Canadian miners scrap over gold discovery after mega deal
By Allison Martell
TORONTO (Reuters) - On one side, the founder of top miner Goldcorp Inc (G.TO: Quote), his young apprentice, an aggressive securities lawyer, and a tiny company based in a Quebec mining town. On the other, the chief executives of two leading Canadian gold miners, fresh off one of the biggest deals of their careers.
Some of Canada's best-known mining executives are sparring over the early-stage but promising Odyssey gold discovery in Quebec, near Canadian Malartic, the country's biggest gold mine.

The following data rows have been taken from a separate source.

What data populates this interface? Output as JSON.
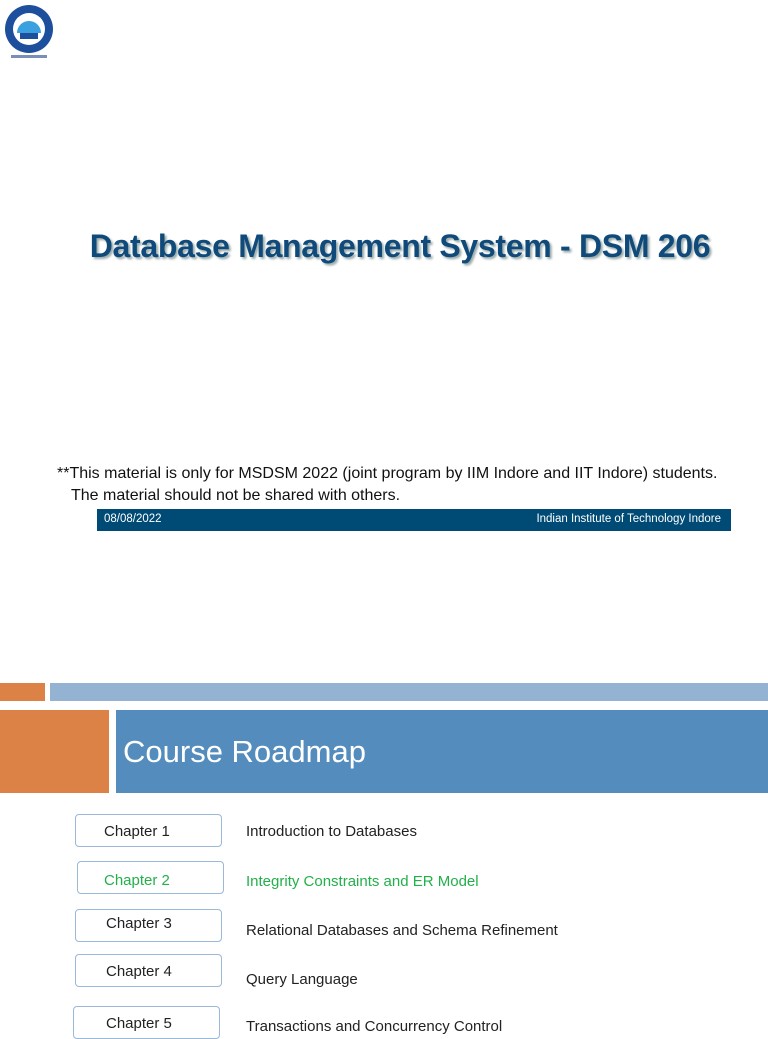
{
  "slide1": {
    "logo": "iit-indore-logo",
    "title": "Database Management System - DSM 206",
    "note_line1": "**This material is only for MSDSM 2022 (joint program by IIM Indore and IIT Indore) students.",
    "note_line2": "The material should not be shared with others.",
    "footer_date": "08/08/2022",
    "footer_institute": "Indian Institute of Technology Indore"
  },
  "slide2": {
    "title": "Course Roadmap",
    "chapters": [
      {
        "label": "Chapter 1",
        "topic": "Introduction to Databases"
      },
      {
        "label": "Chapter 2",
        "topic": "Integrity Constraints and ER Model",
        "highlight": true
      },
      {
        "label": "Chapter 3",
        "topic": "Relational Databases and Schema Refinement"
      },
      {
        "label": "Chapter 4",
        "topic": "Query Language"
      },
      {
        "label": "Chapter 5",
        "topic": "Transactions and Concurrency Control"
      }
    ]
  },
  "colors": {
    "title": "#0f4a7a",
    "footer": "#004b75",
    "orange": "#dd8246",
    "blue": "#548cbd",
    "highlight": "#22b04b"
  }
}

The legal fight has its roots in the C$3.9 billion ($3.6 billion) takeover of Osisko Mining Corp, the mine's builder, this year. Yamana Gold Inc YRI.TO and Agnico Eagle Mines Ltd AEM.TO teamed up to beat a hostile bid by Goldcorp (G.TO: Quote), taking control of Canadian Malartic.

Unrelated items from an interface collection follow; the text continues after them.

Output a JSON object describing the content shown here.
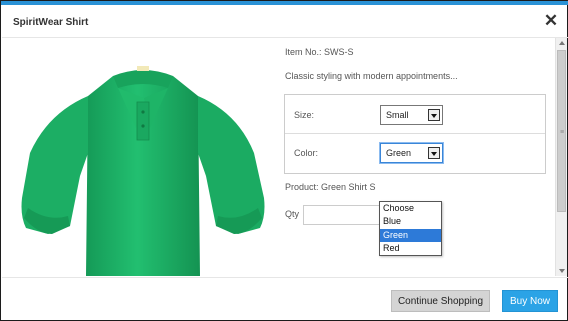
{
  "modal": {
    "title": "SpiritWear Shirt",
    "close_symbol": "✕"
  },
  "product": {
    "item_no": "Item No.: SWS-S",
    "description": "Classic styling with modern appointments...",
    "size_label": "Size:",
    "size_value": "Small",
    "color_label": "Color:",
    "color_value": "Green",
    "product_line": "Product: Green Shirt S",
    "qty_label": "Qty",
    "qty_value": ""
  },
  "color_dropdown": {
    "options": [
      "Choose",
      "Blue",
      "Green",
      "Red"
    ],
    "highlighted": "Green"
  },
  "footer": {
    "continue_label": "Continue Shopping",
    "buy_label": "Buy Now"
  },
  "colors": {
    "accent": "#2ba3e6",
    "top_bar": "#2a92d6",
    "shirt": "#1fb46a",
    "dropdown_highlight": "#2d7ad8"
  }
}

At the heart of the dispute is who, if anyone, will profit from Odyssey, one of Osisko's assets. If early drilling results at the exploration site pan out, it could be a choice addition to the Canadian Malartic mine, extending its life.
Abitibi Royalties Inc RZZ.V, listed on Venture, the Toronto Stock Exchange's market for small, growth companies says it was Osisko's minority partner, and the deal has triggered its right to take control of part of Odyssey. Yamana and Agnico dispute that claim.
Tiny Abitibi was little known before it challenged the two mining heavyweights, but it has a big backer in Rob McEwen, who ran Goldcorp until 2005, and it has doubled down even as Yamana and Agnico dismiss its challenge as opportunistic.
In June, McEwen's protege Ian Ball joined Abitibi's board, along with Joe Groia, a lawyer and former head of enforcement at Canada's top securities regulator. In July, McEwen invested C$2 million in Abitibi. In August, Ball became president.
Canada's tightly-knit gold industry, home to three of the world's top five gold producers, has been split by conflict in the wake of major deals before. Barrick Gold Corp (ABX.TO: Quote) tussled with Goldcorp for two years over the El Morro project in Chile until 2012. Continued...